Guardians –‘’Unfriended is from a new generation: film-makers who now have the web in their bloodstream, for whom online interaction is a natural part of life. They've used a new language to create a smart, ingenious, subversive and scary movie’.
Red Eye –‘[Cursed with] the common horror movie problem of being unintentionally hilarious’.
The NY Times –‘Unfriended is a well-executed, refreshingly innovative little horror movie featuring teenagers behaving the way teenagers actually behave’.
This is a lovely theatre that I have visited on a number of occasions, most recently last weekend to see Bradley Cooper star in The Elephant Man. The original theatre was established in the 18th Century Georgian, although I believe the current building is from 1820 and externally it is a large and attractive theatre. I believe it holds 880 people. Nearest tube stations are Picadilly Circus and Charing Cross, so you have plenty of options for food and drink nearby.
I didn't book the tickets myself, but you can buy direct from the box office or online. Prices vary depending on the play and you can usually get good seats in the middle stalls or circle for £50 or less on some productions. This time we were in the Gallery (above the Upper Circle) for £13.50. The seats here are small 'benches' with arm dividers (rather than rests) and there is very little leg room. We had a clear (but high) view of the stage, my only comment would be that we sometimes struggled to hear some of the actors especially if someone coughed nearby and drowned them out. You are very high up here, and there are a lot of stairs to climb with no lift access due to the age of the building.
The theatre looked to be well maintained and didn't look shabby, but the lights are low.
There are a number of bars in the theatre - a vodka and diet coke and a bottle of beer was £9.40 which is pricey, about a pound more than a nearby pub. Sweets and crisps could also be purchased. Staff were polite and friendly and worked efficiently, so although it was busy you didn't really have a long wait. There are toilets in various parts too - for ye level they were up a further flight of stairs. They were clean but had a problem with water pressure so you had hand wipes instead.

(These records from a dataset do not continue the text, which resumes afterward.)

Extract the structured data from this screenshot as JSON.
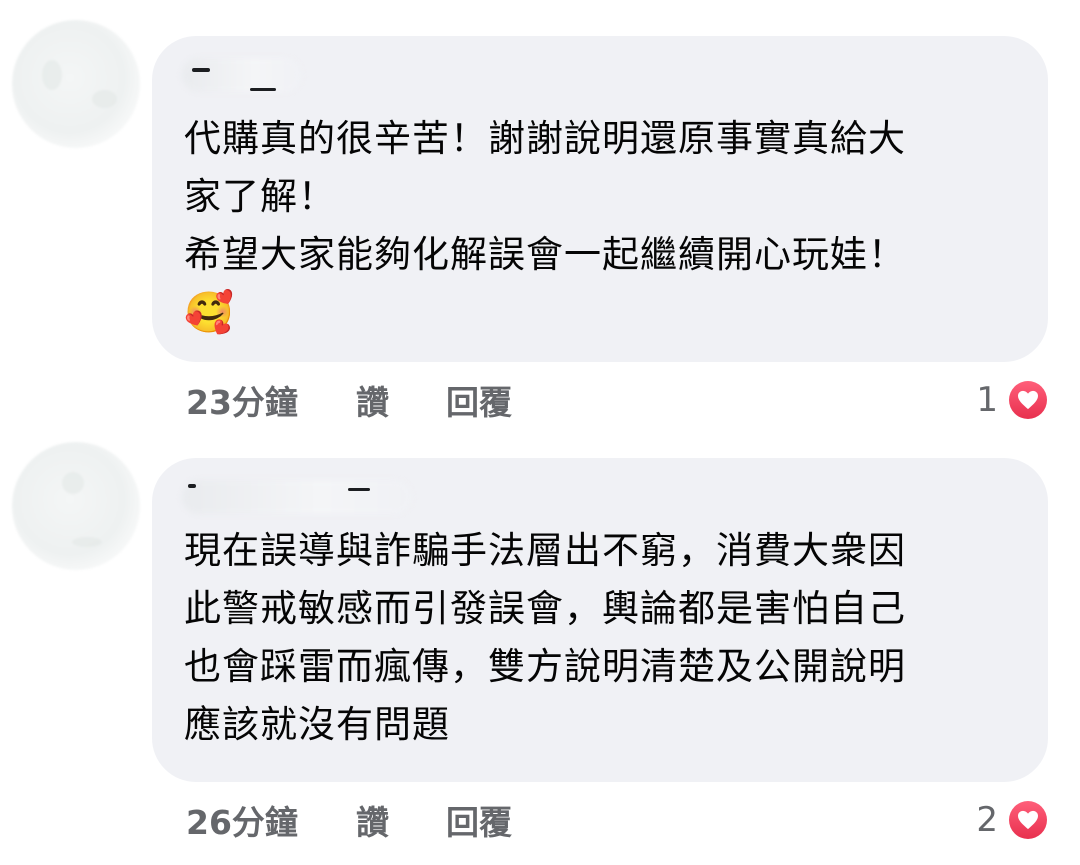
{
  "comments": [
    {
      "lines": [
        "代購真的很辛苦！謝謝說明還原事實真給大",
        "家了解！",
        "希望大家能夠化解誤會一起繼續開心玩娃！"
      ],
      "emoji": "🥰",
      "time": "23分鐘",
      "like_label": "讚",
      "reply_label": "回覆",
      "reaction_count": "1",
      "reaction_icon": "heart-icon"
    },
    {
      "lines": [
        "現在誤導與詐騙手法層出不窮，消費大衆因",
        "此警戒敏感而引發誤會，輿論都是害怕自己",
        "也會踩雷而瘋傳，雙方說明清楚及公開說明",
        "應該就沒有問題"
      ],
      "time": "26分鐘",
      "like_label": "讚",
      "reply_label": "回覆",
      "reaction_count": "2",
      "reaction_icon": "heart-icon"
    }
  ],
  "colors": {
    "bubble": "#f0f1f5",
    "meta_text": "#65676b",
    "heart": "#e8304e"
  }
}
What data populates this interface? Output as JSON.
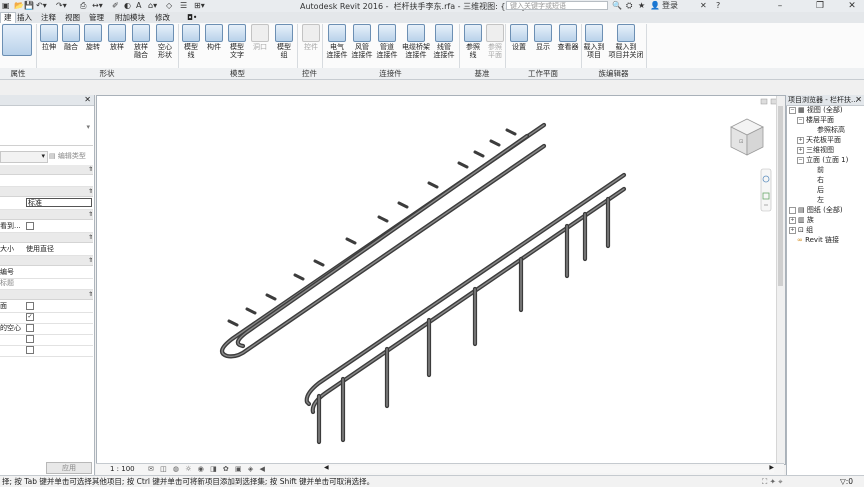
{
  "window": {
    "app_title": "Autodesk Revit 2016 -",
    "doc_title": "栏杆扶手李东.rfa - 三维视图: {三维}",
    "search_placeholder": "键入关键字或短语",
    "login": "登录",
    "minimize": "–",
    "restore": "❐",
    "close": "✕",
    "help": "?"
  },
  "tabs": [
    {
      "label": "建"
    },
    {
      "label": "插入"
    },
    {
      "label": "注释"
    },
    {
      "label": "视图"
    },
    {
      "label": "管理"
    },
    {
      "label": "附加模块"
    },
    {
      "label": "修改"
    },
    {
      "label": "◘•"
    }
  ],
  "ribbon": {
    "buttons": [
      {
        "label": "拉伸"
      },
      {
        "label": "融合"
      },
      {
        "label": "旋转"
      },
      {
        "label": "放样"
      },
      {
        "label": "放样\n融合"
      },
      {
        "label": "空心\n形状"
      },
      {
        "label": "模型\n线"
      },
      {
        "label": "构件"
      },
      {
        "label": "模型\n文字"
      },
      {
        "label": "洞口"
      },
      {
        "label": "模型\n组"
      },
      {
        "label": "控件"
      },
      {
        "label": "电气\n连接件"
      },
      {
        "label": "风管\n连接件"
      },
      {
        "label": "管道\n连接件"
      },
      {
        "label": "电缆桥架\n连接件"
      },
      {
        "label": "线管\n连接件"
      },
      {
        "label": "参照\n线"
      },
      {
        "label": "参照\n平面"
      },
      {
        "label": "设置"
      },
      {
        "label": "显示"
      },
      {
        "label": "查看器"
      },
      {
        "label": "载入到\n项目"
      },
      {
        "label": "载入到\n项目并关闭"
      }
    ],
    "panels": [
      {
        "label": "属性"
      },
      {
        "label": "形状"
      },
      {
        "label": "模型"
      },
      {
        "label": "控件"
      },
      {
        "label": "连接件"
      },
      {
        "label": "基准"
      },
      {
        "label": "工作平面"
      },
      {
        "label": "族编辑器"
      }
    ]
  },
  "properties": {
    "close": "✕",
    "edit_type": "编辑类型",
    "rows": [
      {
        "k": "",
        "v": "标准"
      },
      {
        "k": "看到...",
        "v": ""
      },
      {
        "k": "大小",
        "v": "使用直径"
      },
      {
        "k": "编号",
        "v": ""
      },
      {
        "k": "标题",
        "v": ""
      },
      {
        "k": "面",
        "v": ""
      },
      {
        "k": "",
        "v": ""
      },
      {
        "k": "的空心",
        "v": ""
      },
      {
        "k": "",
        "v": ""
      },
      {
        "k": "",
        "v": ""
      }
    ],
    "apply": "应用"
  },
  "browser": {
    "title": "项目浏览器 - 栏杆扶...",
    "close": "✕",
    "items": [
      {
        "label": "视图 (全部)"
      },
      {
        "label": "楼层平面"
      },
      {
        "label": "参照标高"
      },
      {
        "label": "天花板平面"
      },
      {
        "label": "三维视图"
      },
      {
        "label": "立面 (立面 1)"
      },
      {
        "label": "前"
      },
      {
        "label": "右"
      },
      {
        "label": "后"
      },
      {
        "label": "左"
      },
      {
        "label": "图纸 (全部)"
      },
      {
        "label": "族"
      },
      {
        "label": "组"
      },
      {
        "label": "Revit 链接"
      }
    ]
  },
  "viewbar": {
    "scale": "1 : 100"
  },
  "status": {
    "text": "择; 按 Tab 键并单击可选择其他项目; 按 Ctrl 键并单击可将新项目添加到选择集; 按 Shift 键并单击可取消选择。",
    "filter": ":0"
  },
  "colors": {
    "ribbon_bg": "#fbfbfb",
    "canvas_bg": "#ffffff",
    "rail": "#3c3c3c"
  }
}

Expect to queue in the Ladies.
You can buy programmes from a number of sellers - for the last show it was £10 for a massive full colour programme, but I don't recall paying this much before.
Although this review is about the theatre itself, I really enjoyed the play and it is always a bonus when you get to see Bradley Cooper in his underpants :-)